Allium unifolium, despite its name, usually has 2-3 flat leaves up to 50 cm long. Bulbs, though, are usually solitary, egg-shaped, up to 2 cm long, often formed at the end of rhizomes spreading out from the parent plant. Scapes are round in cross-section, up to 80 cm tall. Flowers are up to 15 mm across; tepals usually pink but occasionally white; anthers yellow or purple.
^Hickman, J. C. 1993. The Jepson Manual: Higher Plants of California 1–1400. University of California Press, Berkeley.
^Kellogg, Albert. 1863. Proceedings of the California Academy of Sciences 2: 112, f. 35.
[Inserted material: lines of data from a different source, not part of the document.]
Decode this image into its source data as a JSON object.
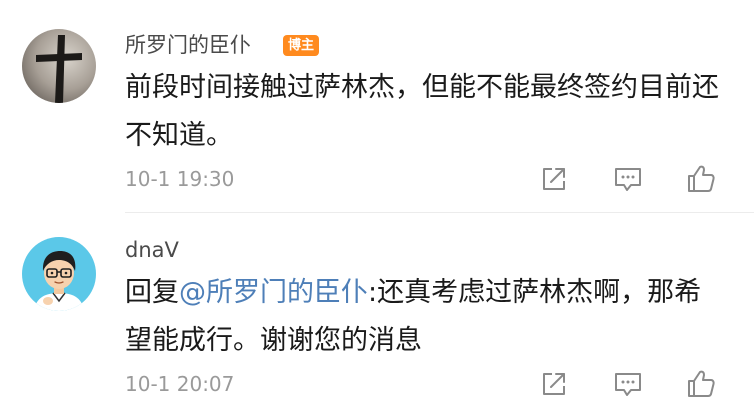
{
  "comments": [
    {
      "username": "所罗门的臣仆",
      "badge": "博主",
      "text": "前段时间接触过萨林杰，但能不能最终签约目前还不知道。",
      "time": "10-1 19:30",
      "avatar_icon": "cross-avatar-icon"
    },
    {
      "username": "dnaV",
      "reply_prefix": "回复",
      "mention": "@所罗门的臣仆",
      "text": ":还真考虑过萨林杰啊，那希望能成行。谢谢您的消息",
      "time": "10-1 20:07",
      "avatar_icon": "cartoon-person-avatar-icon"
    }
  ],
  "colors": {
    "badge": "#ff8a1e",
    "mention": "#4e7fb8",
    "text": "#1a1a1a",
    "muted": "#9a9a9a",
    "username": "#4a4a4a"
  },
  "icons": [
    "share-icon",
    "comment-icon",
    "like-icon"
  ]
}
^Hitchcock, C. H., A.J. Cronquist, F. M. Ownbey & J. W. Thompson. 1969. Vascular Cryptogams, Gymnosperms, and Monocotyledons. 1: 1–914. In C. L. Hitchcock Vascular Plants of the Pacific Northwest. University of Washington Press, Seattle.